Once the pictures are set aside, repeat all of the data below exactly.

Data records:
+++
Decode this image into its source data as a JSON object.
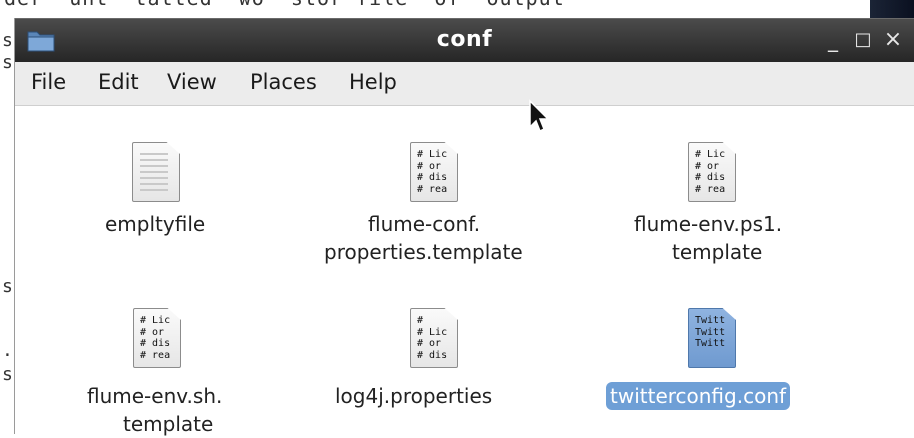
{
  "window": {
    "title": "conf",
    "title_icon": "folder-icon",
    "controls": {
      "minimize": "_",
      "maximize": "□",
      "close": "×"
    }
  },
  "menu": {
    "items": [
      "File",
      "Edit",
      "View",
      "Places",
      "Help"
    ]
  },
  "files": [
    {
      "name": "empltyfile",
      "label_lines": [
        "empltyfile"
      ],
      "icon": "blank-document-icon",
      "preview": "",
      "selected": false
    },
    {
      "name": "flume-conf.properties.template",
      "label_lines": [
        "flume-conf.",
        "properties.template"
      ],
      "icon": "text-document-icon",
      "preview": "# Lic\n# or\n# dis\n# rea",
      "selected": false
    },
    {
      "name": "flume-env.ps1.template",
      "label_lines": [
        "flume-env.ps1.",
        "template"
      ],
      "icon": "text-document-icon",
      "preview": "# Lic\n# or\n# dis\n# rea",
      "selected": false
    },
    {
      "name": "flume-env.sh.template",
      "label_lines": [
        "flume-env.sh.",
        "template"
      ],
      "icon": "text-document-icon",
      "preview": "# Lic\n# or\n# dis\n# rea",
      "selected": false
    },
    {
      "name": "log4j.properties",
      "label_lines": [
        "log4j.properties"
      ],
      "icon": "text-document-icon",
      "preview": "#\n# Lic\n# or\n# dis",
      "selected": false
    },
    {
      "name": "twitterconfig.conf",
      "label_lines": [
        "twitterconfig.conf"
      ],
      "icon": "text-document-icon",
      "preview": "Twitt\nTwitt\nTwitt",
      "selected": true
    }
  ],
  "colors": {
    "titlebar": "#2e2e2e",
    "menubar": "#ececec",
    "selection": "#6e9fd6"
  }
}
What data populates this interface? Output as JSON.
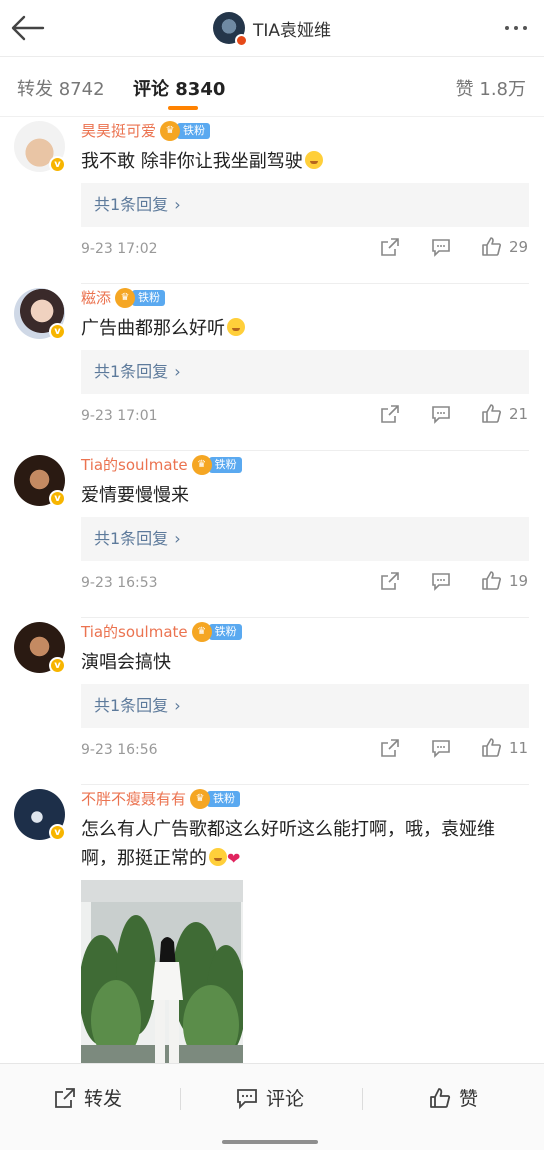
{
  "header": {
    "title": "TIA袁娅维"
  },
  "tabs": {
    "repost": "转发 8742",
    "comment": "评论 8340",
    "like": "赞 1.8万"
  },
  "fan_label": "铁粉",
  "comments": [
    {
      "name": "昊昊挺可爱",
      "text": "我不敢 除非你让我坐副驾驶",
      "reply": "共1条回复",
      "time": "9-23 17:02",
      "likes": "29"
    },
    {
      "name": "糍添",
      "text": "广告曲都那么好听",
      "reply": "共1条回复",
      "time": "9-23 17:01",
      "likes": "21"
    },
    {
      "name": "Tia的soulmate",
      "text": "爱情要慢慢来",
      "reply": "共1条回复",
      "time": "9-23 16:53",
      "likes": "19"
    },
    {
      "name": "Tia的soulmate",
      "text": "演唱会搞快",
      "reply": "共1条回复",
      "time": "9-23 16:56",
      "likes": "11"
    },
    {
      "name": "不胖不瘦聂有有",
      "text": "怎么有人广告歌都这么好听这么能打啊，哦，袁娅维啊，那挺正常的"
    }
  ],
  "bottom": {
    "repost": "转发",
    "comment": "评论",
    "like": "赞"
  },
  "colors": {
    "accent": "#ff8200",
    "username": "#eb7350",
    "link": "#5d7a9b",
    "fan_badge": "#5aa9f0"
  },
  "icons": [
    "back-arrow-icon",
    "more-icon",
    "share-icon",
    "comment-icon",
    "thumbs-up-icon",
    "chevron-right-icon",
    "verified-badge-icon"
  ]
}
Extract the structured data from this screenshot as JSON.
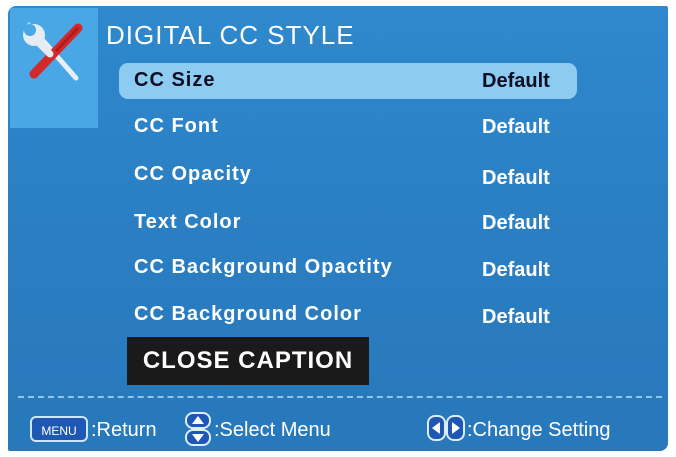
{
  "title": "DIGITAL CC STYLE",
  "icon": "tools-icon",
  "menu_items": [
    {
      "label": "CC Size",
      "value": "Default",
      "selected": true
    },
    {
      "label": "CC Font",
      "value": "Default"
    },
    {
      "label": "CC Opacity",
      "value": "Default"
    },
    {
      "label": "Text Color",
      "value": "Default"
    },
    {
      "label": "CC Background Opactity",
      "value": "Default"
    },
    {
      "label": "CC Background Color",
      "value": "Default"
    }
  ],
  "close_caption_label": "CLOSE CAPTION",
  "footer": {
    "menu_key": "MENU",
    "return_text": ":Return",
    "select_text": ":Select Menu",
    "change_text": ":Change Setting"
  },
  "colors": {
    "background": "#2b7fc3",
    "selected_row": "#8ecbf0",
    "close_caption_bg": "#1a1a1a"
  }
}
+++
RESPONSE AREA:
Decode this image into its source data as a JSON object.
{
  "window": {
    "title": "conf",
    "title_icon": "folder-icon",
    "controls": {
      "minimize": "_",
      "maximize": "□",
      "close": "×"
    }
  },
  "menu": {
    "items": [
      "File",
      "Edit",
      "View",
      "Places",
      "Help"
    ]
  },
  "files": [
    {
      "name": "empltyfile",
      "label_lines": [
        "empltyfile"
      ],
      "icon": "blank-document-icon",
      "preview": "",
      "selected": false
    },
    {
      "name": "flume-conf.properties.template",
      "label_lines": [
        "flume-conf.",
        "properties.template"
      ],
      "icon": "text-document-icon",
      "preview": "# Lic\n# or\n# dis\n# rea",
      "selected": false
    },
    {
      "name": "flume-env.ps1.template",
      "label_lines": [
        "flume-env.ps1.",
        "template"
      ],
      "icon": "text-document-icon",
      "preview": "# Lic\n# or\n# dis\n# rea",
      "selected": false
    },
    {
      "name": "flume-env.sh.template",
      "label_lines": [
        "flume-env.sh.",
        "template"
      ],
      "icon": "text-document-icon",
      "preview": "# Lic\n# or\n# dis\n# rea",
      "selected": false
    },
    {
      "name": "log4j.properties",
      "label_lines": [
        "log4j.properties"
      ],
      "icon": "text-document-icon",
      "preview": "#\n# Lic\n# or\n# dis",
      "selected": false
    },
    {
      "name": "twitterconfig.conf",
      "label_lines": [
        "twitterconfig.conf"
      ],
      "icon": "text-document-icon",
      "preview": "Twitt\nTwitt\nTwitt",
      "selected": true
    }
  ],
  "colors": {
    "titlebar": "#2e2e2e",
    "menubar": "#ececec",
    "selection": "#6e9fd6"
  }
}
What data populates this interface? Output as JSON.
{
  "header": {
    "title": "TIA袁娅维"
  },
  "tabs": {
    "repost": "转发 8742",
    "comment": "评论 8340",
    "like": "赞 1.8万"
  },
  "fan_label": "铁粉",
  "comments": [
    {
      "name": "昊昊挺可爱",
      "text": "我不敢 除非你让我坐副驾驶",
      "reply": "共1条回复",
      "time": "9-23 17:02",
      "likes": "29"
    },
    {
      "name": "糍添",
      "text": "广告曲都那么好听",
      "reply": "共1条回复",
      "time": "9-23 17:01",
      "likes": "21"
    },
    {
      "name": "Tia的soulmate",
      "text": "爱情要慢慢来",
      "reply": "共1条回复",
      "time": "9-23 16:53",
      "likes": "19"
    },
    {
      "name": "Tia的soulmate",
      "text": "演唱会搞快",
      "reply": "共1条回复",
      "time": "9-23 16:56",
      "likes": "11"
    },
    {
      "name": "不胖不瘦聂有有",
      "text": "怎么有人广告歌都这么好听这么能打啊，哦，袁娅维啊，那挺正常的"
    }
  ],
  "bottom": {
    "repost": "转发",
    "comment": "评论",
    "like": "赞"
  },
  "colors": {
    "accent": "#ff8200",
    "username": "#eb7350",
    "link": "#5d7a9b",
    "fan_badge": "#5aa9f0"
  },
  "icons": [
    "back-arrow-icon",
    "more-icon",
    "share-icon",
    "comment-icon",
    "thumbs-up-icon",
    "chevron-right-icon",
    "verified-badge-icon"
  ]
}
Extract the structured data from this screenshot as JSON.
{
  "title": "DIGITAL CC STYLE",
  "icon": "tools-icon",
  "menu_items": [
    {
      "label": "CC Size",
      "value": "Default",
      "selected": true
    },
    {
      "label": "CC Font",
      "value": "Default"
    },
    {
      "label": "CC Opacity",
      "value": "Default"
    },
    {
      "label": "Text Color",
      "value": "Default"
    },
    {
      "label": "CC Background Opactity",
      "value": "Default"
    },
    {
      "label": "CC Background Color",
      "value": "Default"
    }
  ],
  "close_caption_label": "CLOSE CAPTION",
  "footer": {
    "menu_key": "MENU",
    "return_text": ":Return",
    "select_text": ":Select Menu",
    "change_text": ":Change Setting"
  },
  "colors": {
    "background": "#2b7fc3",
    "selected_row": "#8ecbf0",
    "close_caption_bg": "#1a1a1a"
  }
}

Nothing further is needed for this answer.